Your hair contains a record of everywhere you've been. That's because your body uses the hydrogen and oxygen from water (and other beverages and foods) to make proteins—like the keratin in your hair. Because the ratio of the exact isotopes of hydrogen and oxygen varies depending on location—for instance, Denver's isotopic signature in liquids is quite different from Dallas's—forensic scientists may have a new way to piece together your past travels.

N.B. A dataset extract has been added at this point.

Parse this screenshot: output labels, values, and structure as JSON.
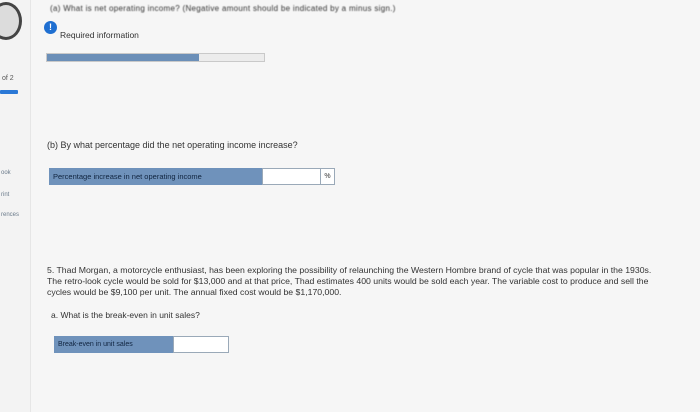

Technician Lesley Chesson of IsoForensics in Salt Lake City and her colleagues analyzed the isotope signatures of beer (Budweiser), bottled water (Dasani) and soda (Coke) from 33 U.S. cities in a bid to see whether local beverages generally matched the local water's isotope ratio. They found that the majority of said beverages bore the same "iso-footprint," suggesting that local bottlers were using, for the most part, local water. Each of the cities had a relatively unique ratio of isotopes as well, the researchers report in the May 26 Journal of Agricultural and Food Chemistry.

In addition to potentially providing a method to ensure that your next bottle of Fiji Water in fact came from the authoritarian island chain rather than a local tap, such isotope signatures might help the police piece together the whereabouts and travels of crime suspects from a simple strand of hair. It's already being used to help reveal the geographic origins of unidentified murder victims.

Of course, there are all kinds of potential problems: This won't help with local criminals too much—it's difficult to distinguish Chicago from Milwaukee, for example—and a stray bottle of true Fiji Water—or a bottle of Bud trucked across the state of Texas, for that matter—could throw the whole trail off. And that's before an accomplished criminal takes the savvy step of shaving his or her head. Plus, the isotope signature was stronger for tap water and soda than it was for beer, suggesting this might be a concern primarily for sober evildoers. In fact, the variation in a given city's isotope ratio among different kinds of beverages varied as much as 41 percent for levels of the rare, heavy isotope of hydrogen.

The variation was most extreme in states including Colorado, Utah and Wyoming, and cities such as El Paso, Tex. and Chula Vista, Calif., suggesting folks in these areas might get their water from elsewhere. A deeper investigation of the latter city (home to a Budweiser brewery) reveals that its water comes from at least four different sources. And that makes for a hairy (isotopic ratio) mess.

Image: A map of the isotope ratios of water throughout the U.S. Courtesy of the University of Utah